#### DIRECTIONS:
Each record that follows should be reproduced in full, character for character.

━━━ DATA EXTRACTS

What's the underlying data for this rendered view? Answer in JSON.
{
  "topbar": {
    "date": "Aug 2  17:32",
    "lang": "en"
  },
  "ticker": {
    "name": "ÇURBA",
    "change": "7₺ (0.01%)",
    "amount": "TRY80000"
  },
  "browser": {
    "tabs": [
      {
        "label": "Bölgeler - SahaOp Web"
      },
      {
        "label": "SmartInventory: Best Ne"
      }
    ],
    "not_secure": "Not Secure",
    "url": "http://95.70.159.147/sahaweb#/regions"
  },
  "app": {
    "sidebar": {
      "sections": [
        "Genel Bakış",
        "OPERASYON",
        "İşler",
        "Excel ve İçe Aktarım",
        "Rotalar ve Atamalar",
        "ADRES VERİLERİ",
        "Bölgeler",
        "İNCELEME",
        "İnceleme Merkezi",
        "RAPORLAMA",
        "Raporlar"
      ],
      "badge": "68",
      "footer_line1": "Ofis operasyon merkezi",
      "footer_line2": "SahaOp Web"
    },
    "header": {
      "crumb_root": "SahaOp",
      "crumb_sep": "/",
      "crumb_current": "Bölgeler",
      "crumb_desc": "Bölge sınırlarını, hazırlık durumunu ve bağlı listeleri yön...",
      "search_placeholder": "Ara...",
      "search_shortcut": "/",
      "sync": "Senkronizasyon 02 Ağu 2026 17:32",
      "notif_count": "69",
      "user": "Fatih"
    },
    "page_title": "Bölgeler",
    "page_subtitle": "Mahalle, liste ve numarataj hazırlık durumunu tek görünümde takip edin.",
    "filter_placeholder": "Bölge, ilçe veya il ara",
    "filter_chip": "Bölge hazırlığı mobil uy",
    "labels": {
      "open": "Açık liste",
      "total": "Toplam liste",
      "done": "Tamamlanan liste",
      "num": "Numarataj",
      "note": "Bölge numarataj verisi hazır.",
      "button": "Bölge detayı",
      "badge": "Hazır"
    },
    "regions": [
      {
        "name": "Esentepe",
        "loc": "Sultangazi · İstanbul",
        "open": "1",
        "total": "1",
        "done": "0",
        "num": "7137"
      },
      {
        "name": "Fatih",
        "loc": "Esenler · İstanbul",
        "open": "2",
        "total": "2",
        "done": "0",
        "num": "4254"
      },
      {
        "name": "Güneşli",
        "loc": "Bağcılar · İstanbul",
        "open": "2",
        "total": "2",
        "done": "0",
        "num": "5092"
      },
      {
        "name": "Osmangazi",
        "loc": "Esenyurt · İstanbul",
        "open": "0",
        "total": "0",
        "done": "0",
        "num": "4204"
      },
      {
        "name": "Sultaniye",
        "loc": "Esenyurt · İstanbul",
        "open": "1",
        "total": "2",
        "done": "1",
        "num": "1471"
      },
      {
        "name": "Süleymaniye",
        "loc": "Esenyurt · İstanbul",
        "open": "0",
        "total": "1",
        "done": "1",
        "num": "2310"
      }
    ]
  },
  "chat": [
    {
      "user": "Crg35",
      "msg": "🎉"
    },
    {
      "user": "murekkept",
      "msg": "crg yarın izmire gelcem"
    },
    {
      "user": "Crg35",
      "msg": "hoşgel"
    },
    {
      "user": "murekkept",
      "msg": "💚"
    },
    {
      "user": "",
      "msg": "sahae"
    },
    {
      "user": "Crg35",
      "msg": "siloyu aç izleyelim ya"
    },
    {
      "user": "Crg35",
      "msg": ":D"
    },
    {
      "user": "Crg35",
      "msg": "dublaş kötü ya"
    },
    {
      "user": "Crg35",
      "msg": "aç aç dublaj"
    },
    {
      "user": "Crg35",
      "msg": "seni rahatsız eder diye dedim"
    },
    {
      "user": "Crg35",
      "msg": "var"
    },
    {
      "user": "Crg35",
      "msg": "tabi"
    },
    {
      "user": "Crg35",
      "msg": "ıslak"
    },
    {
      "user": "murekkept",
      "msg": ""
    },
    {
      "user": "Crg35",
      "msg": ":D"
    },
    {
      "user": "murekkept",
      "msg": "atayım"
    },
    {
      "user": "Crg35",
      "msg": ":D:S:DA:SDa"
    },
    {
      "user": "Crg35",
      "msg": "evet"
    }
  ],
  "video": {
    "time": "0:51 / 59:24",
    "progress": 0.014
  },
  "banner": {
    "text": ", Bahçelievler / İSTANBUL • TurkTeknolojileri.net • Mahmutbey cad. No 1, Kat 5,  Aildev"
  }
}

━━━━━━

#### RESPONSE TO THIS EXERCISE:
What's the underlying data for this rendered view? Answer in JSON.
{
  "topbar": {
    "date": "Aug 2  17:32",
    "lang": "en"
  },
  "ticker": {
    "name": "ÇURBA",
    "change": "7₺ (0.01%)",
    "amount": "TRY80000"
  },
  "browser": {
    "tabs": [
      {
        "label": "Bölgeler - SahaOp Web"
      },
      {
        "label": "SmartInventory: Best Ne"
      }
    ],
    "not_secure": "Not Secure",
    "url": "http://95.70.159.147/sahaweb#/regions"
  },
  "app": {
    "sidebar": {
      "sections": [
        "Genel Bakış",
        "OPERASYON",
        "İşler",
        "Excel ve İçe Aktarım",
        "Rotalar ve Atamalar",
        "ADRES VERİLERİ",
        "Bölgeler",
        "İNCELEME",
        "İnceleme Merkezi",
        "RAPORLAMA",
        "Raporlar"
      ],
      "badge": "68",
      "footer_line1": "Ofis operasyon merkezi",
      "footer_line2": "SahaOp Web"
    },
    "header": {
      "crumb_root": "SahaOp",
      "crumb_sep": "/",
      "crumb_current": "Bölgeler",
      "crumb_desc": "Bölge sınırlarını, hazırlık durumunu ve bağlı listeleri yön...",
      "search_placeholder": "Ara...",
      "search_shortcut": "/",
      "sync": "Senkronizasyon 02 Ağu 2026 17:32",
      "notif_count": "69",
      "user": "Fatih"
    },
    "page_title": "Bölgeler",
    "page_subtitle": "Mahalle, liste ve numarataj hazırlık durumunu tek görünümde takip edin.",
    "filter_placeholder": "Bölge, ilçe veya il ara",
    "filter_chip": "Bölge hazırlığı mobil uy",
    "labels": {
      "open": "Açık liste",
      "total": "Toplam liste",
      "done": "Tamamlanan liste",
      "num": "Numarataj",
      "note": "Bölge numarataj verisi hazır.",
      "button": "Bölge detayı",
      "badge": "Hazır"
    },
    "regions": [
      {
        "name": "Esentepe",
        "loc": "Sultangazi · İstanbul",
        "open": "1",
        "total": "1",
        "done": "0",
        "num": "7137"
      },
      {
        "name": "Fatih",
        "loc": "Esenler · İstanbul",
        "open": "2",
        "total": "2",
        "done": "0",
        "num": "4254"
      },
      {
        "name": "Güneşli",
        "loc": "Bağcılar · İstanbul",
        "open": "2",
        "total": "2",
        "done": "0",
        "num": "5092"
      },
      {
        "name": "Osmangazi",
        "loc": "Esenyurt · İstanbul",
        "open": "0",
        "total": "0",
        "done": "0",
        "num": "4204"
      },
      {
        "name": "Sultaniye",
        "loc": "Esenyurt · İstanbul",
        "open": "1",
        "total": "2",
        "done": "1",
        "num": "1471"
      },
      {
        "name": "Süleymaniye",
        "loc": "Esenyurt · İstanbul",
        "open": "0",
        "total": "1",
        "done": "1",
        "num": "2310"
      }
    ]
  },
  "chat": [
    {
      "user": "Crg35",
      "msg": "🎉"
    },
    {
      "user": "murekkept",
      "msg": "crg yarın izmire gelcem"
    },
    {
      "user": "Crg35",
      "msg": "hoşgel"
    },
    {
      "user": "murekkept",
      "msg": "💚"
    },
    {
      "user": "",
      "msg": "sahae"
    },
    {
      "user": "Crg35",
      "msg": "siloyu aç izleyelim ya"
    },
    {
      "user": "Crg35",
      "msg": ":D"
    },
    {
      "user": "Crg35",
      "msg": "dublaş kötü ya"
    },
    {
      "user": "Crg35",
      "msg": "aç aç dublaj"
    },
    {
      "user": "Crg35",
      "msg": "seni rahatsız eder diye dedim"
    },
    {
      "user": "Crg35",
      "msg": "var"
    },
    {
      "user": "Crg35",
      "msg": "tabi"
    },
    {
      "user": "Crg35",
      "msg": "ıslak"
    },
    {
      "user": "murekkept",
      "msg": ""
    },
    {
      "user": "Crg35",
      "msg": ":D"
    },
    {
      "user": "murekkept",
      "msg": "atayım"
    },
    {
      "user": "Crg35",
      "msg": ":D:S:DA:SDa"
    },
    {
      "user": "Crg35",
      "msg": "evet"
    }
  ],
  "video": {
    "time": "0:51 / 59:24",
    "progress": 0.014
  },
  "banner": {
    "text": ", Bahçelievler / İSTANBUL • TurkTeknolojileri.net • Mahmutbey cad. No 1, Kat 5,  Aildev"
  }
}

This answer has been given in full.